3.2 Translation process
This is the process that accomplishes the process of protein synthesis. It involves the coding of the message contained in the messenger RNA into amino acid sequences to make a protein (Moldave 2012).The site for translation is the nucleus. For the mRNA to be translated, it undergoes several modifications after living the nucleus. During the modification process, there are sections of the mRNA that cannot code for amino acids. These sections are removed during the process. On one side of the mRNA, a poly-A tail is added(Nierhaus and Wilson 2009). This contains several bases of adenine. The other end of the mRNA is added a guanosine triphosphate cap. The purpose of the modifications is to remove the unnecessary sections of the mRNA and also to ensure that the ends of the mRNA are protected. The modifications thus ensure that the mRNA molecule is prepared for translation.
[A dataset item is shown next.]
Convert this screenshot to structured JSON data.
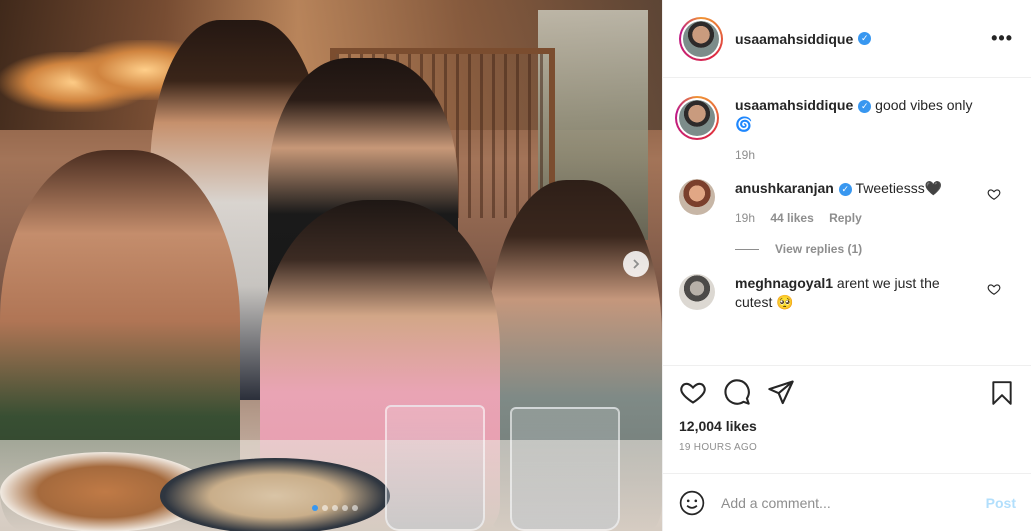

The process involves the work of messenger RNA, transfer RNA and the ribosomes. The transfer RNA is the molecule that performs the actual role of translating the message contained in the MRNA sequence nucleotide to the specific sequence of the amino acid (Nierhaus and Wilson 2009). Amino acids are then formed by joining the sequences. To facilitate this process, the transfer RNA has three loops. On one end, it has an attachment site for amino acids. It also contains a special site on the middle loop that is called an anti-codon site. The role of the anticodon site is to recognize an area in the mRNA that is called a codon.
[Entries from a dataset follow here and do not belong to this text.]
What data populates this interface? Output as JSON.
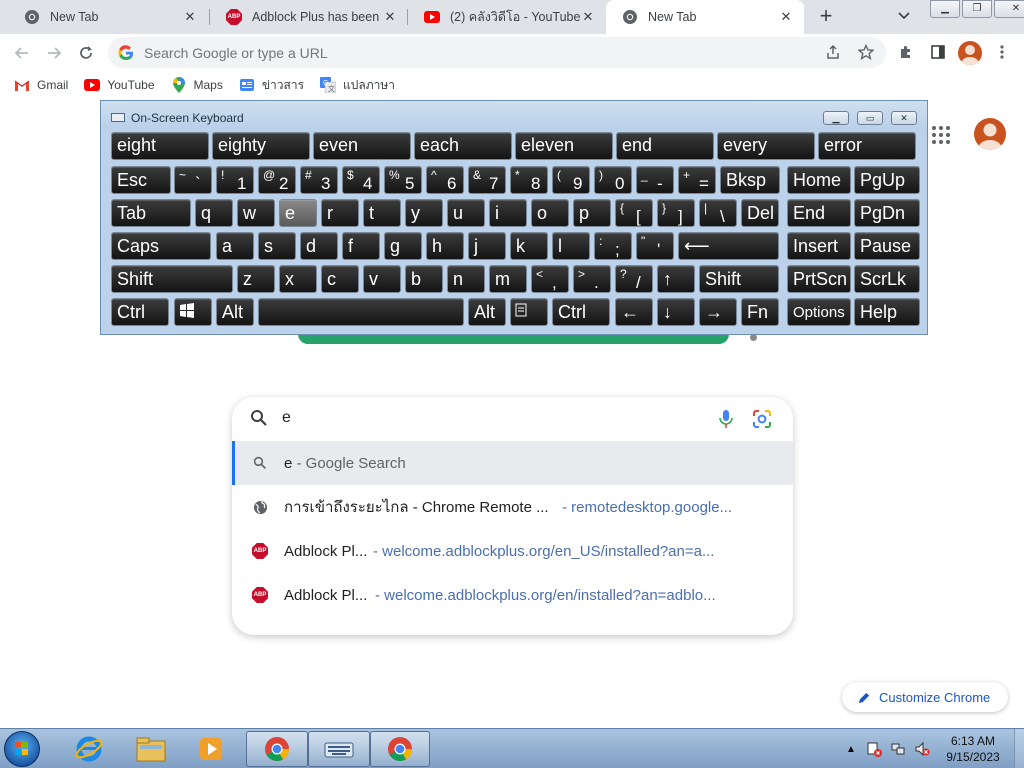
{
  "tabs": [
    {
      "title": "New Tab",
      "icon": "chrome-icon",
      "active": false
    },
    {
      "title": "Adblock Plus has been in",
      "icon": "abp-icon",
      "active": false
    },
    {
      "title": "(2) คลังวิดีโอ - YouTube",
      "icon": "youtube-icon",
      "active": false
    },
    {
      "title": "New Tab",
      "icon": "chrome-icon",
      "active": true
    }
  ],
  "omnibox": {
    "placeholder": "Search Google or type a URL"
  },
  "bookmarks": [
    {
      "label": "Gmail",
      "icon": "gmail-icon"
    },
    {
      "label": "YouTube",
      "icon": "youtube-icon"
    },
    {
      "label": "Maps",
      "icon": "maps-icon"
    },
    {
      "label": "ข่าวสาร",
      "icon": "news-icon"
    },
    {
      "label": "แปลภาษา",
      "icon": "translate-icon"
    }
  ],
  "osk": {
    "title": "On-Screen Keyboard",
    "predictions": [
      "eight",
      "eighty",
      "even",
      "each",
      "eleven",
      "end",
      "every",
      "error"
    ],
    "keys": {
      "esc": "Esc",
      "bksp": "Bksp",
      "home": "Home",
      "pgup": "PgUp",
      "tab": "Tab",
      "del": "Del",
      "end": "End",
      "pgdn": "PgDn",
      "caps": "Caps",
      "insert": "Insert",
      "pause": "Pause",
      "shift": "Shift",
      "prtscn": "PrtScn",
      "scrlk": "ScrLk",
      "ctrl": "Ctrl",
      "alt": "Alt",
      "fn": "Fn",
      "options": "Options",
      "help": "Help",
      "letters_row2": [
        "q",
        "w",
        "e",
        "r",
        "t",
        "y",
        "u",
        "i",
        "o",
        "p"
      ],
      "letters_row3": [
        "a",
        "s",
        "d",
        "f",
        "g",
        "h",
        "j",
        "k",
        "l"
      ],
      "letters_row4": [
        "z",
        "x",
        "c",
        "v",
        "b",
        "n",
        "m"
      ],
      "numbers": [
        {
          "shift": "~",
          "base": "`"
        },
        {
          "shift": "!",
          "base": "1"
        },
        {
          "shift": "@",
          "base": "2"
        },
        {
          "shift": "#",
          "base": "3"
        },
        {
          "shift": "$",
          "base": "4"
        },
        {
          "shift": "%",
          "base": "5"
        },
        {
          "shift": "^",
          "base": "6"
        },
        {
          "shift": "&",
          "base": "7"
        },
        {
          "shift": "*",
          "base": "8"
        },
        {
          "shift": "(",
          "base": "9"
        },
        {
          "shift": ")",
          "base": "0"
        },
        {
          "shift": "_",
          "base": "-"
        },
        {
          "shift": "+",
          "base": "="
        }
      ],
      "brackets": [
        {
          "shift": "{",
          "base": "["
        },
        {
          "shift": "}",
          "base": "]"
        },
        {
          "shift": "|",
          "base": "\\"
        }
      ],
      "semis": [
        {
          "shift": ":",
          "base": ";"
        },
        {
          "shift": "\"",
          "base": "'"
        }
      ],
      "commas": [
        {
          "shift": "<",
          "base": ","
        },
        {
          "shift": ">",
          "base": "."
        },
        {
          "shift": "?",
          "base": "/"
        }
      ],
      "arrows": {
        "up": "↑",
        "left": "←",
        "down": "↓",
        "right": "→"
      },
      "enter": "⟵"
    },
    "pressed_key": "e"
  },
  "search": {
    "query": "e",
    "suggestions": [
      {
        "text": "e",
        "text_suffix": " - Google Search",
        "url": "",
        "icon": "search-icon",
        "selected": true
      },
      {
        "text": "การเข้าถึงระยะไกล - Chrome Remote ...",
        "text_suffix": "",
        "url": "- remotedesktop.google...",
        "icon": "globe-icon",
        "selected": false
      },
      {
        "text": "Adblock Pl...",
        "text_suffix": "",
        "url": "- welcome.adblockplus.org/en_US/installed?an=a...",
        "icon": "abp-icon",
        "selected": false
      },
      {
        "text": "Adblock Pl...",
        "text_suffix": "",
        "url": "- welcome.adblockplus.org/en/installed?an=adblo...",
        "icon": "abp-icon",
        "selected": false
      }
    ]
  },
  "customize": {
    "label": "Customize Chrome"
  },
  "taskbar": {
    "time": "6:13 AM",
    "date": "9/15/2023"
  },
  "colors": {
    "accent": "#1a73e8",
    "green_strip": "#26a36a",
    "abp_red": "#c70d2c"
  }
}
3.3 Amino acid assembly
Amino acid assembly of protein synthesis is aided by the transfer RNA as the adaptor molecules. The transfer RNA reads the information in the messenger RNA and delivers the sequences to the ribosomes (Spedding 1990). Every transfer RNA is specifically attached to one of the twenty amino acids, and the three bases help to recognize the complementary codon that is in the messenger RNA. Then as one transfer RNA binds and releases, amino acids on the other adjacent transfer RNA are joined forming a continuous chain of amino acids.
Every codon in the messenger RNA molecule is read at a time. For every codon that is read, the transfer RNA binds temporarily to the messenger RNA with the assistance of the complementary anticodon (Spedding 1990). When the amino acids are added, the transfer RNA disengages itself from the messenger RNA allowing for other messages to be read. The sequence then undergoes folding to form a functional amino acid.
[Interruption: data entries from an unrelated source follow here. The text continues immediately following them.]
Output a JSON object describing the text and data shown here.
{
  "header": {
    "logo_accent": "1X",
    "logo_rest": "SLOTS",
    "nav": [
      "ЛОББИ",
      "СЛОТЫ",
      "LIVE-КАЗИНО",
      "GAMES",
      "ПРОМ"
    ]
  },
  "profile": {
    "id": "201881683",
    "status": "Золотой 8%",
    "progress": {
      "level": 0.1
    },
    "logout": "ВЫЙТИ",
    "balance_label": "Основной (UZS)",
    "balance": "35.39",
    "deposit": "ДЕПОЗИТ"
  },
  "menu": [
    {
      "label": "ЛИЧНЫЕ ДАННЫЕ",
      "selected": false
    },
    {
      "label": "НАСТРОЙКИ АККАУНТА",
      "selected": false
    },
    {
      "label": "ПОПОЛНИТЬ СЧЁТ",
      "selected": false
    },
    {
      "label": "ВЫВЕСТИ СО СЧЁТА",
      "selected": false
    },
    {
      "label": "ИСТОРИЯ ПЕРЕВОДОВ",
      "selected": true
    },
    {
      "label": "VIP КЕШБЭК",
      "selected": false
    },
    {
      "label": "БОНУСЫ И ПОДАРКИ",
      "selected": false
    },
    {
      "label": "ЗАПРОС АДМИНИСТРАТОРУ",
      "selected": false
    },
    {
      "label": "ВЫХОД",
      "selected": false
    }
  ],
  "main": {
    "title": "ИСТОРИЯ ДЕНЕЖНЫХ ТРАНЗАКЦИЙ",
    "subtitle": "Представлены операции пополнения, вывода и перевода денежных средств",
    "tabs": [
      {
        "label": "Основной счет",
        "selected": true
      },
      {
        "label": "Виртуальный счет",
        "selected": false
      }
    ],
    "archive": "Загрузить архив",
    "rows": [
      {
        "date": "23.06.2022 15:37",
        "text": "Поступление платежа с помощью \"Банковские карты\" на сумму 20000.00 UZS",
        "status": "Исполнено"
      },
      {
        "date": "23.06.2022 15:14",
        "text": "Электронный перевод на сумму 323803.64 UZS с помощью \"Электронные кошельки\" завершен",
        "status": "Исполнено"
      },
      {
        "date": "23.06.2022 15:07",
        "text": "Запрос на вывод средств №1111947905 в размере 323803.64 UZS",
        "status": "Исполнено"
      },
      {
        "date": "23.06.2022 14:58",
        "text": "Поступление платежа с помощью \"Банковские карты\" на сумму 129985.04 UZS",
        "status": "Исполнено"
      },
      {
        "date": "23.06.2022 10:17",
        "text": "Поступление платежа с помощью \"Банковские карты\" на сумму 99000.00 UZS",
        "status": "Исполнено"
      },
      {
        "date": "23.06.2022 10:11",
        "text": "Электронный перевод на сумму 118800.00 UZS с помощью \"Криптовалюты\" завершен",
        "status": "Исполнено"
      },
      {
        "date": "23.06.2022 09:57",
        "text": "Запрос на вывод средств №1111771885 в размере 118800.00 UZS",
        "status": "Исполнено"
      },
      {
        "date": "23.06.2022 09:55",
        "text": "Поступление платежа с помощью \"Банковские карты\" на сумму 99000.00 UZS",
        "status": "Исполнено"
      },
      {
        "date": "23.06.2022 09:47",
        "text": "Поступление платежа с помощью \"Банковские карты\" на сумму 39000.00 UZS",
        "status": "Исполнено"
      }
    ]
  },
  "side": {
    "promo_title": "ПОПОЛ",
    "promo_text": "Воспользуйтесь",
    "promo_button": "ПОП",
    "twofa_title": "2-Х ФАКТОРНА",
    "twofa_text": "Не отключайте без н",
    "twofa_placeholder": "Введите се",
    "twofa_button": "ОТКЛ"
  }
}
Bateson, W. 2007. Mendel’s principles of heredity. New York, NY: Cosimo Books.
Cheeseman, M. I., &Desai, A. 2008, Molecular architecture of the kinetochore microtubule interface. Nature Reviews Molecular Cell Biology, Vol 9, pp. 33-46.
Encyclopedia Britannica. 2013. Chromosome. Retrieved online from http://www.britannica.com/EBchecked/topic/116055/chromosome
Genetic Home Referencing. 2014. What is a gene? Retrieved online from http://ghr.nlm.nih.gov/handbook/basics/gene
Miller, J. O., & Therman, E. 2002. Human chromosomes. New York, NY: Springer.
Moldave, K. 2012. RNA and protein synthesis. New York, NY: Elsevier.
Nierhaus, H. K., & Wilson, D. 2009. Protein synthesis and ribosome structure: Translating the genome. Hoboken, NJ: John Wiley & Sons.
Pinon, R. 2002. Biology of human reproduction. Sausalito, CA: University Science Books.
Spedding, G. 1990. Ribosomes and protein synthesis: A practical approach. Oxford: Oxford University Press.